When Aaron put the garments on his body, the last item he was to place was the breastplate. The breastplate held the stones representing the twelve tribes of Israel and the foreigners who had been adopted into the family. The breastplate was to be worn upon his heart as a reminder to himself and to all who saw, that this calling was not about pomp and circumstance, it was not about religious practices and the like. It was not about programs and structure. The calling was about a people whom God always holds close to His heart, a family made up of individuals whom He loves very deeply.

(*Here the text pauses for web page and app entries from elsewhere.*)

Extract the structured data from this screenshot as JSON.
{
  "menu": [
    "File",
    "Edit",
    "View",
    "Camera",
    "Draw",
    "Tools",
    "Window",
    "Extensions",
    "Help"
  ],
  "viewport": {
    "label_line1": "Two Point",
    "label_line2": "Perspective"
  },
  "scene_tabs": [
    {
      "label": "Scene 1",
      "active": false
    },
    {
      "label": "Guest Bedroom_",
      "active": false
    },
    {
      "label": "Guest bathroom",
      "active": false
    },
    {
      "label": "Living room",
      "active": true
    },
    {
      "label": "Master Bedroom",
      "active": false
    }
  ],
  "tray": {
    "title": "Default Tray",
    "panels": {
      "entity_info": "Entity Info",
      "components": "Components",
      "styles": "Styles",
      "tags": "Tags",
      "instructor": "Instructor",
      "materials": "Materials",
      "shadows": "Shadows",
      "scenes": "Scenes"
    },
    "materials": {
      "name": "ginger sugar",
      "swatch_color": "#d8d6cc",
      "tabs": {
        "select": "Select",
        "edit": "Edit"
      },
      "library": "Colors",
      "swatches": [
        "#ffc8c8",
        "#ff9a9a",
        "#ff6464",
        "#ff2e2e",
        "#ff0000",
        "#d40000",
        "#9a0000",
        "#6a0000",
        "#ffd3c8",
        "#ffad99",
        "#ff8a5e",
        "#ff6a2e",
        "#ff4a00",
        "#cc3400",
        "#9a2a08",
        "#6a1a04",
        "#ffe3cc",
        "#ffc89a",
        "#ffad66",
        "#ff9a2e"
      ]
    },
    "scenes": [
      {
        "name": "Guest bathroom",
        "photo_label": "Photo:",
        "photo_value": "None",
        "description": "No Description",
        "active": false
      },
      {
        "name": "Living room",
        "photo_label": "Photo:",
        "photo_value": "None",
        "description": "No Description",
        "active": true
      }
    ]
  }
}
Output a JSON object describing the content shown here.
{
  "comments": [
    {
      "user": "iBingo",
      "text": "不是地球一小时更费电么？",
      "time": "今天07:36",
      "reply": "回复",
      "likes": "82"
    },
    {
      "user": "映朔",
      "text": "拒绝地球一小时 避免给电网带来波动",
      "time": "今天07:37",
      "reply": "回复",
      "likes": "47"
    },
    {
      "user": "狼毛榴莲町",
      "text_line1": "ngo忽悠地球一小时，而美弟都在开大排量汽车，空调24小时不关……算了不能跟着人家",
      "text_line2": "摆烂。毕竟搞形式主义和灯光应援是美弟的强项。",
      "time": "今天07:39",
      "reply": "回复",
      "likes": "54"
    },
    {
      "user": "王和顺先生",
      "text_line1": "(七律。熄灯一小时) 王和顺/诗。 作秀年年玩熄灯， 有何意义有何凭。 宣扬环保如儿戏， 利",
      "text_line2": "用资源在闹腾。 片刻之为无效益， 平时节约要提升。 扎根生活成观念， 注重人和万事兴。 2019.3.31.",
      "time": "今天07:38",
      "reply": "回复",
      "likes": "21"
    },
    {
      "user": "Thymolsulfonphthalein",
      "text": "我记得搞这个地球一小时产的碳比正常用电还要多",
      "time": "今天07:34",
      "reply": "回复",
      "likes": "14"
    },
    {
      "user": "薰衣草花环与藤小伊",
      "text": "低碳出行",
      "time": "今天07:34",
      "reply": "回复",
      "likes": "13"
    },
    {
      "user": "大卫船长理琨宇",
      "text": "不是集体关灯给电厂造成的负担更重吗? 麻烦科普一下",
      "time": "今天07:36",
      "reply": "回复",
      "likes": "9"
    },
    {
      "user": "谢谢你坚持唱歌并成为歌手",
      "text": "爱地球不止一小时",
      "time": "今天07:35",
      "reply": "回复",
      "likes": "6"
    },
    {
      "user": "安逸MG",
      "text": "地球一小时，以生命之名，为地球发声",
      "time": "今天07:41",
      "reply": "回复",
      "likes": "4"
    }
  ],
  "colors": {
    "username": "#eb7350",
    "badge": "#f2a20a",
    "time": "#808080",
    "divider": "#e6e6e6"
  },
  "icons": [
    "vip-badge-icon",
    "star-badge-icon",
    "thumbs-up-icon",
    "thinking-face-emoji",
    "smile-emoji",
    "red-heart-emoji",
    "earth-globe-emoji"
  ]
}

Years ago a man won a presidential election by daily looking to a motto, “It’s the economy, stupid!” No matter how the other candidates in debate hammered, he continued to come back to the focus of what he saw as the most important subject of the minds of the people of that day. Though I may disagree with most every word and action this man had then and continues to hold now, a lesson can be learned from his campaign, and that is to find the heart of the issue and never allow anyone to move you from it.
From the beginning of Genesis to the last words of Revelation we see the struggle of focus. Man’s desire is to look to the robe and to lose focus of the details of the robe. Man desires to make the position into an end all its own. Man desires to forget that God’s plan is not about religious liturgies and practices, but about a people whom He holds close to His heart.
The Pharisees of the time of Yeshua are a prime example of forgetting God’s heart. They came time after time to try and trap Yeshua. They were not concerned about the people and in fact they were not concerned about the God they said they served. They had taken the robes of the priesthood, but had forgotten that those were robes of servanthood to God and to His people. They did not see that the instructions of Torah were about the Heart of the Father and not about how to control and enslave people to their own power. This is why toward the end of the chapter Yeshua sums up the Torah by taking them to the heart of the Torah, the Shema.
Yeshua was not telling the Pharisees that the rest of the Torah was done away with as He spoke these words. Instead he was making them come face to face with their attitudes toward the Torah and also the family of God. He was telling them to look back to where Aaron held the breastplate containing the stones of the tribes. He was showing them that their heart was not about serving people, but controlling people.
There are many so-called leaders today that could learn a great lesson from the robes and breastplate of Aaron. In fact, most of us would do well to take a close look at these items ourselves. Where are we carrying His family? Are they being carried simply on our minds as an exercise in intellect? Are they carried on our feet as items to be walked on and used? Are they carried in our back pockets so we can see how much we can get out of them? Or is the family of God carried in the same place Aaron carried them, the same place God carries them? Are they carried on our hearts so we may never forget to love and cherish the family He calls His own, a family we should do the same with!